The 46-year-old British woman, who became world famous in the 1990s as a member of the Spice Girls, does not stand still.

The British girl group's sales records fill a long Wikipedia entry.

On top of that, Chisholm alias Mel C is

also enormously successful solo

with over 20 million records (hit single:

Never be the Same Again)

.

During the height of the Corona crisis, she appeared in home videos with the family.

Her new solo album

Melanie C

will be released soon

,

and one of the first public appearances since the beginning of the pandemic takes her to Hamburg this week - as a juror for the Anchor Award at the Hamburg Reeperbahn Festival.

DIE ZEIT:

How does a Spice Girl spend a typical lockdown day?

Melanie Chisholm:

I cook, train and clean.

In the long run everything is a little monotonous.

ZEIT:

You could watch them in home videos.

In a video you can see your daughter doing schoolwork.

How does that fit in with the claim you have already expressed to keep your private life really private?

Chisholm:

I have close celebrity friends whose children are constantly on public view.

I, on the other hand, want my daughter to decide for herself when she's old enough - that's why I don't show her face, she's only eleven.

I also keep telling her very strictly that you shouldn't flaunt your private life on Instagram.

You can do a lot of things on social networks that you later regret.

ZEIT:

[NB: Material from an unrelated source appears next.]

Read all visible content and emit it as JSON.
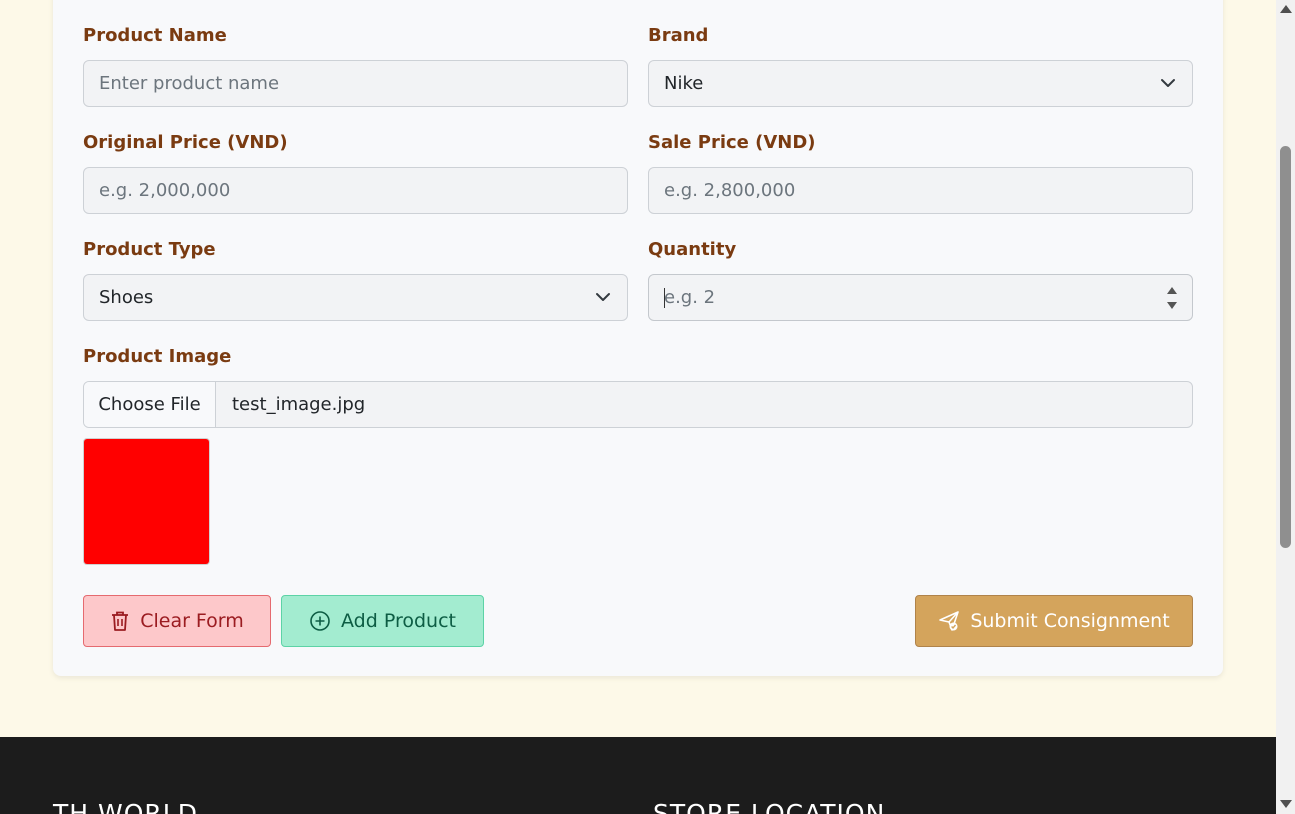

On the other hand, you are very intimate in the text of your single

Who I Am,

which deals with psychological problems in your past.

Chisholm: It

helps me to open up like that.

I've got to a point in my life where I'm ready for it.

A lot of great things have happened to me too, and I have now found my inner peace.

I can now accept myself for who I am.

I want to communicate all of this with my new album to give courage to others who are in difficult situations.

Women in particular are often unnecessarily strict with themselves.

ZEIT:

You also show a personal side in the video clip for your single: You walk through a museum in which famous poses from your career are exhibited.

How strange was that for you?

Chisholm:

It was a gauntlet run.

It was particularly difficult to be reminded of the time of my first solo album

Northern Star

: At that time I wore my hair short.

Seeing me like this again stirred up almost forgotten memories of a difficult phase in my life.

Back then I had a lot of personal problems to deal with.

Such a confrontation can also be very beneficial, indeed cathartic.

You face your past and can go on freely.

ZEIT:

How did you manage to be less strict with yourself?

Chisholm:

It was a fluid process.

Everyone has to survive the teenage years.

Where do i belong

Who am I?

I also found my twenties to be a very tough time.

When I was put in the spotlight, the pressure to perform and the expectations were incredible.

And at the same time I had to clarify for myself who I actually am.

But at some point I got there and accepted what I was doing, which was very liberating.

My new album is largely inspired by the time I spent on tour with the Spice Girls last year.

ZEIT:

Your new album sounds danceable and electronic, just like the rave sounds of the nineties.

A memory of your youth?

Chisholm:

I've always loved electronic music.

In the early 1990s, I went to raves in empty warehouses every weekend.

It wasn't as wild and illegal as the raves in the late eighties, but it was still totally exciting for me: I was nineteen, young and irresponsible, and I just enjoyed the freedom of the moment while dancing.

ZEIT:

You then professionalized dancing.

Chisholm:

Yes, I went to a performing arts college with the aim of being able to work in musicals at some point.

My plan was to make it to the West End stages of London, where the big musicals are played.

Or maybe even perform on Broadway in New York one day.

But then the Spice Girls got in the way.

However, I was able to realize my dreams from then later: I performed in the West End and was

on tour

with the musical

Jesus Christ Superstar

.

If you will, the circle has come full.

ZEIT:

Do you remember the first time that you heard your voice on the radio?

Chisholm:

Yes, I actually do.

I was out in the car with the girls, suddenly our first single

Wannabe was

on the radio and we freaked out.

I remember the sales skyrocketing and we watched, stunned and excited, as the song climbed to the top of the UK charts.